[Data about app and page elements]
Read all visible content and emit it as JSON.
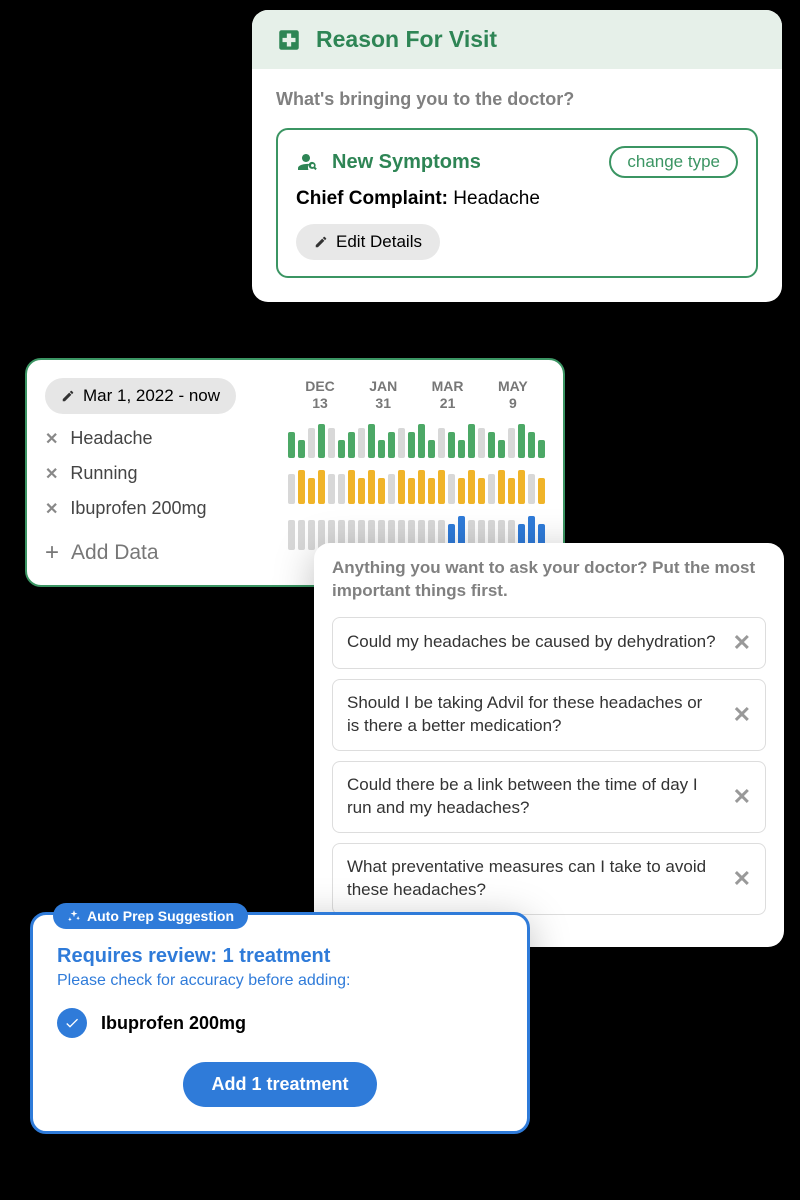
{
  "reason": {
    "header": "Reason For Visit",
    "prompt": "What's bringing you to the doctor?",
    "symptom_title": "New Symptoms",
    "change_type": "change type",
    "complaint_label": "Chief Complaint:",
    "complaint_value": "Headache",
    "edit_details": "Edit Details"
  },
  "tracking": {
    "date_range": "Mar 1, 2022 - now",
    "items": [
      "Headache",
      "Running",
      "Ibuprofen 200mg"
    ],
    "add_data": "Add Data",
    "timeline_dates": [
      {
        "month": "DEC",
        "day": "13"
      },
      {
        "month": "JAN",
        "day": "31"
      },
      {
        "month": "MAR",
        "day": "21"
      },
      {
        "month": "MAY",
        "day": "9"
      }
    ]
  },
  "questions": {
    "prompt": "Anything you want to ask your doctor? Put the most important things first.",
    "items": [
      "Could my headaches be caused by dehydration?",
      "Should I be taking Advil for these headaches or is there a better medication?",
      "Could there be a link between the time of day I run and my headaches?",
      "What preventative measures can I take to avoid these headaches?"
    ]
  },
  "autoprep": {
    "badge": "Auto Prep Suggestion",
    "title": "Requires review: 1 treatment",
    "subtitle": "Please check for accuracy before adding:",
    "treatment": "Ibuprofen 200mg",
    "button": "Add 1 treatment"
  }
}
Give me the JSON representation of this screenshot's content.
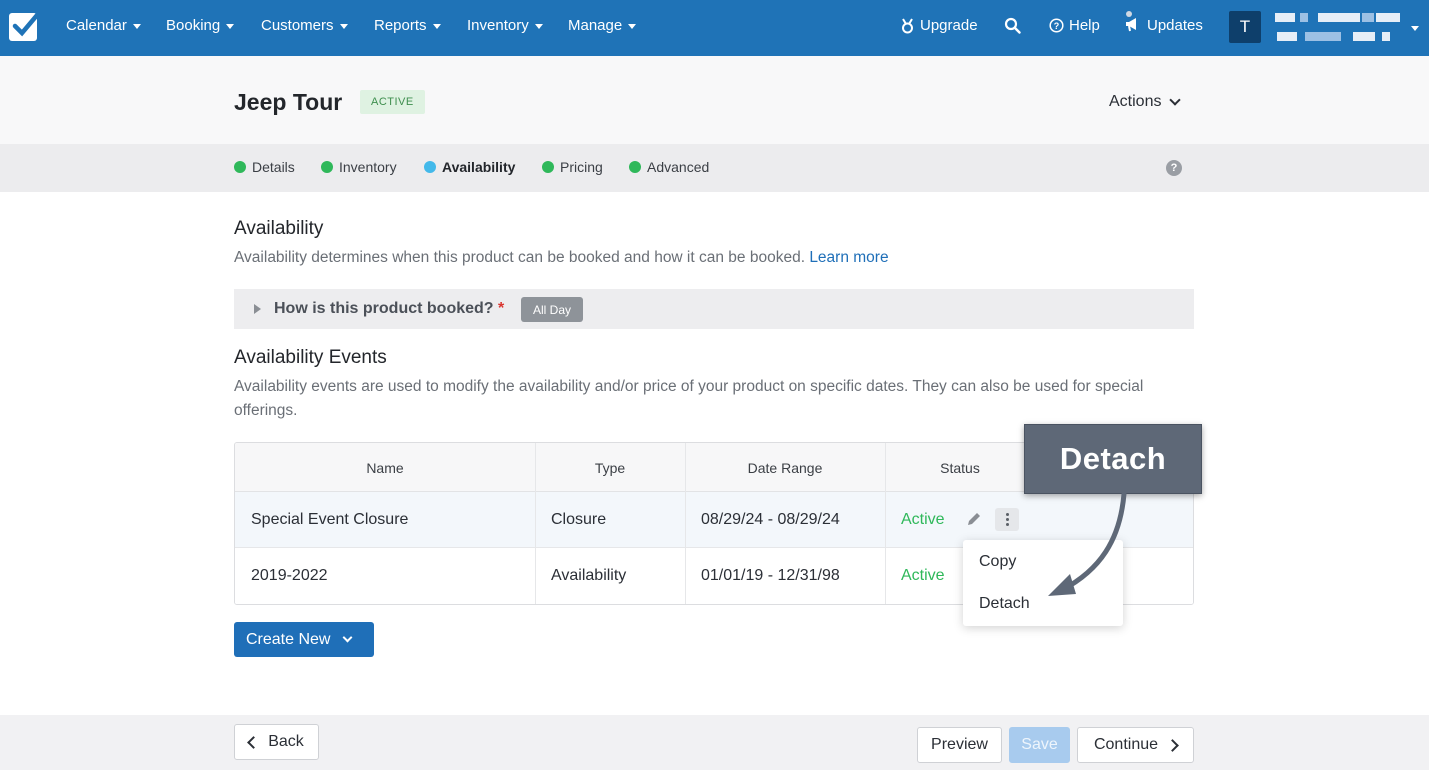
{
  "nav": {
    "items": [
      {
        "label": "Calendar"
      },
      {
        "label": "Booking"
      },
      {
        "label": "Customers"
      },
      {
        "label": "Reports"
      },
      {
        "label": "Inventory"
      },
      {
        "label": "Manage"
      }
    ],
    "upgrade": "Upgrade",
    "help": "Help",
    "updates": "Updates",
    "avatar_initial": "T"
  },
  "header": {
    "title": "Jeep Tour",
    "status_badge": "ACTIVE",
    "actions": "Actions"
  },
  "tabs": [
    {
      "label": "Details"
    },
    {
      "label": "Inventory"
    },
    {
      "label": "Availability"
    },
    {
      "label": "Pricing"
    },
    {
      "label": "Advanced"
    }
  ],
  "help_glyph": "?",
  "availability": {
    "heading": "Availability",
    "description": "Availability determines when this product can be booked and how it can be booked.",
    "learn_more": "Learn more",
    "booked_question": "How is this product booked?",
    "required_mark": "*",
    "booked_value": "All Day"
  },
  "events": {
    "heading": "Availability Events",
    "description": "Availability events are used to modify the availability and/or price of your product on specific dates. They can also be used for special offerings.",
    "columns": [
      "Name",
      "Type",
      "Date Range",
      "Status"
    ],
    "rows": [
      {
        "name": "Special Event Closure",
        "type": "Closure",
        "date_range": "08/29/24 - 08/29/24",
        "status": "Active"
      },
      {
        "name": "2019-2022",
        "type": "Availability",
        "date_range": "01/01/19 - 12/31/98",
        "status": "Active"
      }
    ],
    "menu": [
      "Copy",
      "Detach"
    ],
    "create_new": "Create New"
  },
  "callout": "Detach",
  "footer": {
    "back": "Back",
    "preview": "Preview",
    "save": "Save",
    "continue": "Continue"
  },
  "colors": {
    "brand_blue": "#1f73b7",
    "active_green": "#2fb85a",
    "current_tab_dot": "#43b9ea"
  }
}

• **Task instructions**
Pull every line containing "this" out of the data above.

• **Answer to the problem**
Give me the JSON representation of this screenshot's content.
    "description": "Availability determines when this product can be booked and how it can be booked.",
    "booked_question": "How is this product booked?",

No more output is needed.